The third day, we realized each little camp on Lava has their own president. Eventually met three different encampment leaders there. And after that first visit, we went back through our closets and decided there were a whole lot of things we hadn’t felt worth giving away, and others that we had thought we’d hang onto for ourselves, that all ended up in another series of bags that went to shore.
Also appreciated was fresh water. There’s a well, but it’s not good drinking water. We ran our watermaker daily to fill jerry cans, ferrying ours to shore to decant to others and topping up any that were brought out to Totem.
To learn more about what’s happening in the Barrens, check out the site of an NGO called Blue Ventures. Among various projects, they’ve been working since 2010 to create Locally Managed Marine Area (LMMA) encompassing the Barrens; it would be the largest reserve of it’s kind in the western Indian Ocean.
Reef assessments shared by Blue Ventures show that the Barrens have SIGNIFICANTLY more fish biomass and coral cover than any other marine reserve in Madagascar. It holds five species of marine turtle, endangered seabirds, eight species of critically endangered sharks – 51 threatened species in all. Across Indian Ocean reef assesments, only Chagos exceeds the biodiversity and density of the Barrens. To those who know anything about Chagos, this speaks volumes. But these islands are very much at risk, and Blue Ventures is working hard to bring positive change. Blue Ventures’ mission extends beyond marine life. Their LMMA proposal would safeguard the livelihood of indigenous people and their fishery; the holistic plans in BV’s other projects here include health care, education, marine management, and more (Blue Ventures has a factsheet on the Barrens, is available at this link).
Other than the initial meeting and query about trading for lobster, we didn’t attempt any trade. But one afternoon, someone noticed that I liked the model outrigger canoes. And one after another, little outrigger models started showing up on Totem. A couple of them were even completed in our cockpit, colored in with the oil pastels we were giving them for kids!
The Barren Islands made for an unforgettable stop, with people who were fun and interesting and enjoyable to spend some time with. We spent hours every days with visitors on the boat trying to talk (with varying degrees of success). I wish we could have stayed longer, but we were watching for weather conditions to sail from Madagascar to South Africa – and when the weather said ‘go’, we went!
If we could do it again, we’d go with more time (yes, I say this often, but I really do mean it!). The reefs begged exploration. I’d have fulfilled my dream to go sailing in a pirogue. But hopefully, someday we’ll be back, and see how the Vezo are doing.
Please consider supporting Blue Ventures and their important work in Madagascar. “As a field-based conservation organisation and a British registered charity (number 1098893), 92% of our spending is channelled directly to supporting our conservation programmes in the tropical developing world.
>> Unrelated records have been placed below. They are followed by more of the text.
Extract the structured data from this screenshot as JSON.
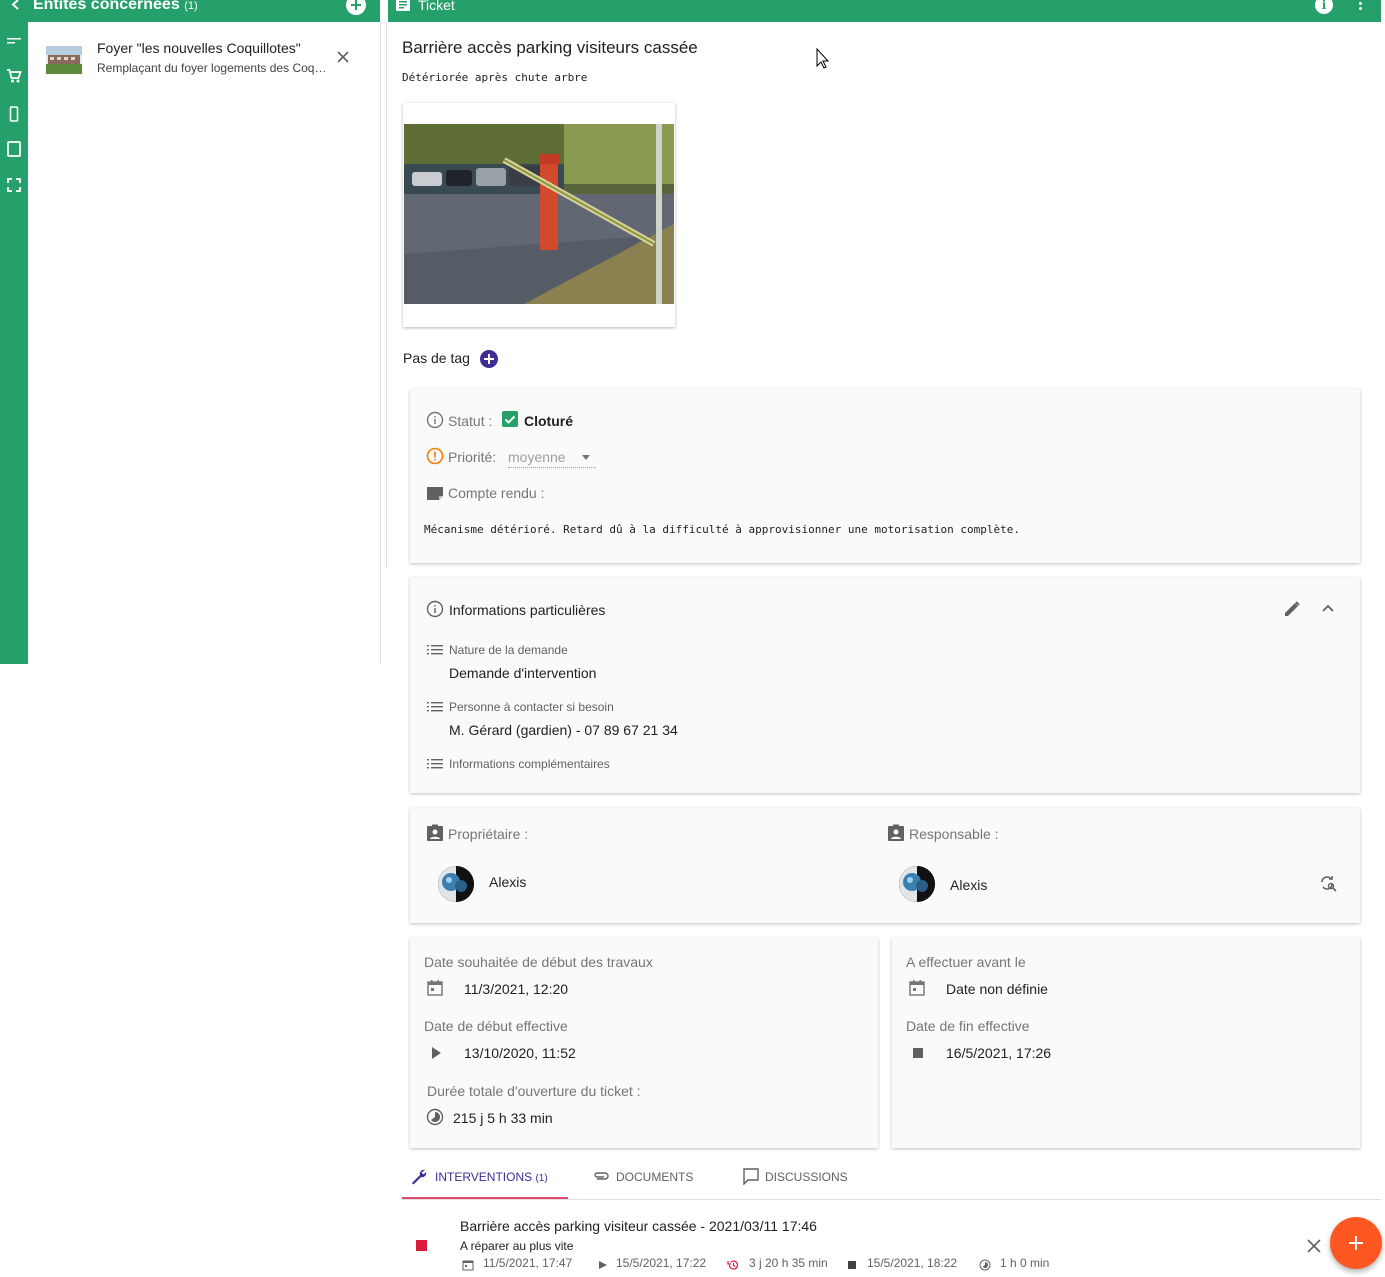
{
  "colors": {
    "primary": "#26a06a",
    "accent": "#3f2b96",
    "warning": "#f57c00",
    "fab": "#ff5722",
    "stopped": "#d81b3c"
  },
  "entities": {
    "title": "Entités concernées",
    "count": "(1)",
    "items": [
      {
        "name": "Foyer \"les nouvelles Coquillotes\"",
        "subtitle": "Remplaçant du foyer logements des Coquillotes"
      }
    ]
  },
  "ticket": {
    "header": "Ticket",
    "title": "Barrière accès parking visiteurs cassée",
    "description": "Détériorée après chute arbre",
    "tags_label": "Pas de tag",
    "status": {
      "label": "Statut :",
      "value": "Cloturé"
    },
    "priority": {
      "label": "Priorité:",
      "value": "moyenne"
    },
    "report": {
      "label": "Compte rendu :",
      "text": "Mécanisme détérioré. Retard dû à la difficulté à approvisionner une motorisation complète."
    },
    "info": {
      "title": "Informations particulières",
      "fields": [
        {
          "label": "Nature de la demande",
          "value": "Demande d'intervention"
        },
        {
          "label": "Personne à contacter si besoin",
          "value": "M. Gérard (gardien) - 07 89 67 21 34"
        },
        {
          "label": "Informations complémentaires",
          "value": ""
        }
      ]
    },
    "owner": {
      "label": "Propriétaire :",
      "name": "Alexis"
    },
    "responsible": {
      "label": "Responsable :",
      "name": "Alexis"
    },
    "dates": {
      "wished_start_label": "Date souhaitée de début des travaux",
      "wished_start": "11/3/2021, 12:20",
      "effective_start_label": "Date de début effective",
      "effective_start": "13/10/2020, 11:52",
      "duration_label": "Durée totale d'ouverture du ticket :",
      "duration": "215 j 5 h 33 min",
      "due_label": "A effectuer avant le",
      "due": "Date non définie",
      "effective_end_label": "Date de fin effective",
      "effective_end": "16/5/2021, 17:26"
    }
  },
  "tabs": [
    {
      "label": "INTERVENTIONS",
      "count": "(1)",
      "icon": "wrench-icon"
    },
    {
      "label": "DOCUMENTS",
      "icon": "paperclip-icon"
    },
    {
      "label": "DISCUSSIONS",
      "icon": "chat-icon"
    }
  ],
  "intervention": {
    "title": "Barrière accès parking visiteur cassée - 2021/03/11 17:46",
    "subtitle": "A réparer au plus vite",
    "planned": "11/5/2021, 17:47",
    "started": "15/5/2021, 17:22",
    "delay": "3 j  20 h  35 min",
    "ended": "15/5/2021, 18:22",
    "duration": "1 h  0 min"
  }
}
We steer clear of smart offices, and reject the excesses of many large conservation organisations. We keep administration costs to a minimum, with staff living and working alongside local community members wherever possible.”
This post is syndicated on Sailfeed.